Here’s a 15-minute segment of the latest Glenn Show, featuring Glenn Loury and John McWhorter. (To see the rest requires a Patreon donation). In it, both men take up the issue of the black/white race gap in academic achievement, and both seem to attribute it to the culture of African-Americans. That, of course, is anathema to antiracists like Ibram Kendi, who seems to has a feud going on with McWhorter.
McWhorter refers to Ibram Kendi’s dictum, one that I just read in his How to be an Antiracist book, that black students should be ranked on their “desire to know” rather than what they do know. McWhorter’s characterization of Kendi is correct, as Kendi says that there are “different ways of ranking” appropriate to each race, and that black students should be ranked not by achievement, which is a white criterion, but by things like their spunk and their desire to know. And yet despite that, Kendi also says that the idea of a black culture is an illusion, and that all races are equal in every respect, including culture, though there are some local differences. This is one of the contradictions I found in Kendi’s book. (I recommend that everyone read it, as we all need to know about the bibles of the anti-racist movement. You will learn some stuff, and it’s not all bad, but it’s truly Manichean in its worldview.)

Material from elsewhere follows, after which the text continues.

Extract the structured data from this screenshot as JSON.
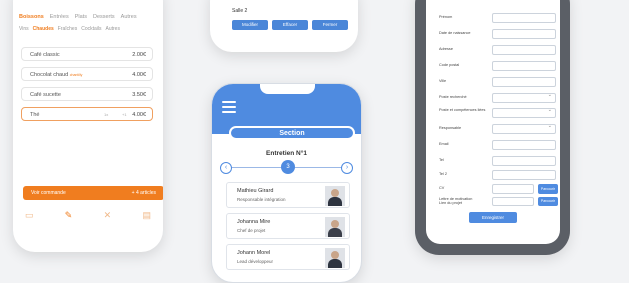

Loury gets particularly exercised at the low performance of black students in mathematics (he’s an economist), and at people who say that math is not a Black Thing. At times Loury looks like he’s going to blow out an artery, almost yelling that the response of people like Kendi is to “denounce the entire corpus that your people are not mastering by saying that it’s somehow alien to, or in fact repressive to the essence of your people.”
McWhorter chimes in, adding that the notion that each ethnic group should be judged by a different set of academic standards is a view that is often raised, but “has never gotten any purchase”. Loury and McWhorter both suspect that the achievement gap is caused by a subtle cultural factor connected with “what it is to be raised black”. And that view is absolutely opposed to the ideas of Kendi, who doesn’t think that black “culture” operates any differently from white culture. Kendi, I believe, would attribute the math gap to racist policies of the present put in place by the academic power structure.
Loury winds up extolling the universality and beauty of math, using as one example we should admire the fact that “there is no largest prime number.” The universality of mathematical instruction, he implies, means that there is no reason not to teach any group differently from any other, nor hold different groups to different standards.
I hope that Loury doesn’t have high blood pressure, as he’s going to get an aneurism if he keeps getting this exercised. Both men, as usual, are great speakers, uttering long disquisitions without a hitch. Their conversations are a thing to behold.